If there has been no explicit advance decision for a ‘do not resuscitate’ order prior to collapse and the wishes of the patient and/or family are unknown, there is a presumption that every reasonable effort will be made to resuscitate, unless the fact of death is unmistakable.

If a patient experiences a completely unexpected and unpredictable cardiac arrest (with no DNACPR form available), then CPR should be attempted.

However, if a patient experiences a cardiac arrest that,

  • is the end result of a known and terminal illness; and
  • it is not unexpected & could be predicted, although it may occur suddenly; and

the wishes of the patient and/or family (acting for the patient’s best interests) were known, then the wishes of the patient and/or family should be followed.

COVID-19 is a notifiable disease to the Public Health Agency. The presence of a notifiable disease, as defined in the relevant public health legislation, does not preclude VLE by a suitably trained individual who is not a registered medical practitioner. Also, a death from notifiable COVID-19 does not require the death to be reported to the Coroner, unless other circumstances surrounding the death e.g. unnatural cause of death, require it to be reported.

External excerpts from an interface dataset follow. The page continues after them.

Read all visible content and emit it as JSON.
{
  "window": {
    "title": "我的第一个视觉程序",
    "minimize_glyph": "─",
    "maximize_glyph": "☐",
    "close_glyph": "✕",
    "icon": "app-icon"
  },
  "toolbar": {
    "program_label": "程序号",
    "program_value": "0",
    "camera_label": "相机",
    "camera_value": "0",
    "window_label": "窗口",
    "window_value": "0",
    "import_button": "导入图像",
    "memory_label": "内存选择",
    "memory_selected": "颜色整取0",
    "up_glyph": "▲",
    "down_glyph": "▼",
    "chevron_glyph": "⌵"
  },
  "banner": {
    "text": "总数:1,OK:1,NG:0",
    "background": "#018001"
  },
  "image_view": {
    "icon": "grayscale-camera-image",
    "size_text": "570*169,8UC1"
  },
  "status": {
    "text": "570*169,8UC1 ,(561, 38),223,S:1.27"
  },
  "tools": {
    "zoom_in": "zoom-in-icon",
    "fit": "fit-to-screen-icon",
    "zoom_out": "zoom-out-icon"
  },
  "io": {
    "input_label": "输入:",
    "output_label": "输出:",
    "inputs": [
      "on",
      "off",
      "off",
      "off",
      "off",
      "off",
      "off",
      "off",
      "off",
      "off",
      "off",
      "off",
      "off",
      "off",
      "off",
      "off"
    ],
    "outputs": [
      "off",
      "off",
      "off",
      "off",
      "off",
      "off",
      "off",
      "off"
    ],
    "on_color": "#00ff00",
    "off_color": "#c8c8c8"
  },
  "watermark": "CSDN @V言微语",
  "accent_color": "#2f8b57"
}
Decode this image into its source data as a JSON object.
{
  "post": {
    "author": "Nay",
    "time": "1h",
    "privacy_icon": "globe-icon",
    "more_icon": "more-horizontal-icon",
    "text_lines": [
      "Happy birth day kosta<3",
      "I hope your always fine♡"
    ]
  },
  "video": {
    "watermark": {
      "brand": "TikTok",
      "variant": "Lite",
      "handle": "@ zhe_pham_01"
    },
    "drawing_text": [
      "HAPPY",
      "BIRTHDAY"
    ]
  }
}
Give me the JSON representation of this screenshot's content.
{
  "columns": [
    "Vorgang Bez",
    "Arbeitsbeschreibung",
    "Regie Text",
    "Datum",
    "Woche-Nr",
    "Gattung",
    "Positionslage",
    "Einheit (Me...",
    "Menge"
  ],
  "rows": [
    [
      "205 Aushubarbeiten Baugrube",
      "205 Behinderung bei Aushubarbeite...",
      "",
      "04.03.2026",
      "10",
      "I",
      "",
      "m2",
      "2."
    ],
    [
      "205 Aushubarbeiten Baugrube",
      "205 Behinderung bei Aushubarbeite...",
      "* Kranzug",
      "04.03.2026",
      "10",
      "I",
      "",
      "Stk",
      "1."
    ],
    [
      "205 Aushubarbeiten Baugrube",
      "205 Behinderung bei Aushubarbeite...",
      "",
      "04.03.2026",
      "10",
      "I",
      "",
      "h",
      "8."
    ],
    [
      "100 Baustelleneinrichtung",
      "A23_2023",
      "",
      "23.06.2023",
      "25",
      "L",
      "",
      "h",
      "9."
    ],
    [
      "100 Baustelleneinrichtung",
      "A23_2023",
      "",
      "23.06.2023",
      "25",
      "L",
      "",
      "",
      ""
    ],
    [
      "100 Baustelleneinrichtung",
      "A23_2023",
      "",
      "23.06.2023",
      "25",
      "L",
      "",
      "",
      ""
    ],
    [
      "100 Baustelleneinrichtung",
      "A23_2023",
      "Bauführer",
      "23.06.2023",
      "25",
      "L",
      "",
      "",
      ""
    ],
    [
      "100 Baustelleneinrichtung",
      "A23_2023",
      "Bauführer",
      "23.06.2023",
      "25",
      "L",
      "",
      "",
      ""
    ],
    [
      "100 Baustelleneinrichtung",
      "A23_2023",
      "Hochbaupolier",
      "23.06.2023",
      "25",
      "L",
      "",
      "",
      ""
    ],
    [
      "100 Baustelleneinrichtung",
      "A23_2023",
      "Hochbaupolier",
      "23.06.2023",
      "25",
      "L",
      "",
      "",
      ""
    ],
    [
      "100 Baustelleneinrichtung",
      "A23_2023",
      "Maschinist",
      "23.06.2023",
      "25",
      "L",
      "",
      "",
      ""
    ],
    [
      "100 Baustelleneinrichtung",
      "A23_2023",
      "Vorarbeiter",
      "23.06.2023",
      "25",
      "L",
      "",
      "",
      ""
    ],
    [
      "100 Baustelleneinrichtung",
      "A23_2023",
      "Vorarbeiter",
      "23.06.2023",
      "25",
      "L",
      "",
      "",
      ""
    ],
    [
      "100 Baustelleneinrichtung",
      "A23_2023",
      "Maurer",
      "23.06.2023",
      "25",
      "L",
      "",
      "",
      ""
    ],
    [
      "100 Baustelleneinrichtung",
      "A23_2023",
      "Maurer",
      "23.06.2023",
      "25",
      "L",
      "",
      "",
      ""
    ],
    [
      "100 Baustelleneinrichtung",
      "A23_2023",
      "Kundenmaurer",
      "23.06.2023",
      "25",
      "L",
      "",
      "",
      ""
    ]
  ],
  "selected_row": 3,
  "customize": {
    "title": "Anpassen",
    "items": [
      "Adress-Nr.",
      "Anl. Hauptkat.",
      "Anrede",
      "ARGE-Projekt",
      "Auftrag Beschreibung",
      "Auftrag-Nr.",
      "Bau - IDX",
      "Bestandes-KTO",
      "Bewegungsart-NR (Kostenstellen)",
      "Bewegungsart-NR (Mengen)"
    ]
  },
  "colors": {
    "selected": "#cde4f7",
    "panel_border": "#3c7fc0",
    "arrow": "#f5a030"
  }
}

Ambulance Clinicians

Ambulance Clinicians, when responding on behalf of the Northern Ireland Ambulance Service, can verify that death has occurred in accordance with the Joint Royal Colleges Ambulance Liaison Committee (JRCALC) Clinical Practice Guideline for the Recognition of Life Extinct (ROLE). Ambulance Clinicians include Emergency Medical Technicians and Paramedics in training who possess the relevant ASA/IHCD professional qualification, and Paramedics registered with the Health Professions Council.

Training and competence requirements

All staff whose role it is to verify life extinct should have education and training in this area.

In addition, nurses2 and ambulance clinicians should ensure they have enough confidence, competence2 knowledge and skills to equip them for undertaking this role. Specific topics that may be included are,

    • aspects of accountability;
    • current legislation;
    • record keeping and documentation;
    • Ethics and Legislative aspects;
    • Skills and knowledge to determine the physiological signs of death;
    • Process for pronouncing life extinct including documentation;
    • Professional responsibilities;
    • Awareness of the role of PSNI and Coroner’s Service.

Documentation and Informing Medical Practitioner

The documentation (including VLE record sheet) for recording the examination undertaken and verifying life extinct must be completed and put in the patient’s notes.

Nurses should record their decision-making process, leading to them performing VLE, including the rationale and circumstances.

The date and time of verification should be recorded.
N.B This applies whether a doctor or nurse verifies death.

A suggested model form (Adult) is available.